= Your assignment =
Scan the entries below for the word "example". Copy each line that has it.
[[ Working data open ]]
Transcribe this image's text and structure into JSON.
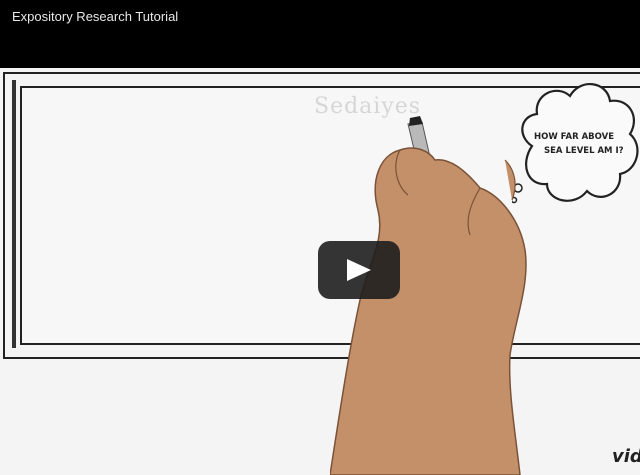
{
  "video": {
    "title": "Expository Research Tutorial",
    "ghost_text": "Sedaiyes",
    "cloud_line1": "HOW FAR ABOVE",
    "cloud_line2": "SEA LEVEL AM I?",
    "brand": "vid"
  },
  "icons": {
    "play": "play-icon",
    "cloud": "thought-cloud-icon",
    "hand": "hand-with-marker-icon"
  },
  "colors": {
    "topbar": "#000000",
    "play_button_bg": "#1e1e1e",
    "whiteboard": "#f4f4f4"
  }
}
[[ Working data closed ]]
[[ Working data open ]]
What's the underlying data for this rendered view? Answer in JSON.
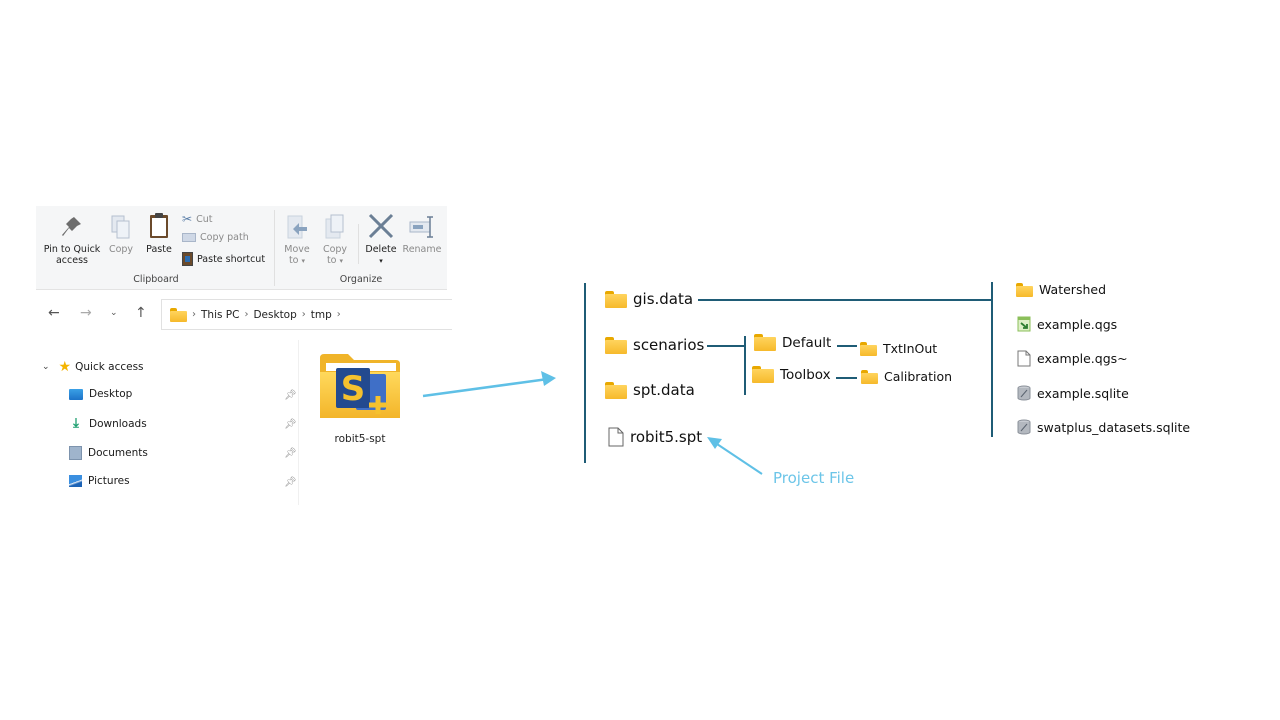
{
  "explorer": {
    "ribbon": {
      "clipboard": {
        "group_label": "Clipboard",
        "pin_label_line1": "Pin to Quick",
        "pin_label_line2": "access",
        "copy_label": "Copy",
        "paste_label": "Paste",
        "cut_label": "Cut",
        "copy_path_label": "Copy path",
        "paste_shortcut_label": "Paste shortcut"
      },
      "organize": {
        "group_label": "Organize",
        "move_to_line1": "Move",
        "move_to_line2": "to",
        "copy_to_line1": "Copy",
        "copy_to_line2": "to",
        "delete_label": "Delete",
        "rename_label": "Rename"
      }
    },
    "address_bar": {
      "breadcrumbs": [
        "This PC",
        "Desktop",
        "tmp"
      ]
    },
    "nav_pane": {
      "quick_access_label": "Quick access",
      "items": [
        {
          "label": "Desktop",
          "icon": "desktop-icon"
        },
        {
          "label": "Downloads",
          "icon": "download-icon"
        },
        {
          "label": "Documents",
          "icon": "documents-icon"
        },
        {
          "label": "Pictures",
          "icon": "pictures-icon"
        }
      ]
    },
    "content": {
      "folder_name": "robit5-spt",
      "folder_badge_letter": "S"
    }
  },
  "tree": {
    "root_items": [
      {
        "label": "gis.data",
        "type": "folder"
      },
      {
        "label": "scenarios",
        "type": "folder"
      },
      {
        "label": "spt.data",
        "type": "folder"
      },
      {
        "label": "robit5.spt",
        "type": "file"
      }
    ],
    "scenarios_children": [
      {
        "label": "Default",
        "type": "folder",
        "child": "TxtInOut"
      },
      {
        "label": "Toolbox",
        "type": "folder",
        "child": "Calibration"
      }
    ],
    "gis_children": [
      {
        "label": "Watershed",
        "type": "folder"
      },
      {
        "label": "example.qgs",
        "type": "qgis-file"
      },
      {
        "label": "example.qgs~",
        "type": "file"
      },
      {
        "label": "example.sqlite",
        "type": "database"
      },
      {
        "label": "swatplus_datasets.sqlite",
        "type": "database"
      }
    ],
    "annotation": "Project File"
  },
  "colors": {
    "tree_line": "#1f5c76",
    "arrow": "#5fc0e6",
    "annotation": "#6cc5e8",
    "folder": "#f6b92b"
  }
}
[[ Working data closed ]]
= Answer section =
        "label": "example.qgs",
        "label": "example.qgs~",
        "label": "example.sqlite",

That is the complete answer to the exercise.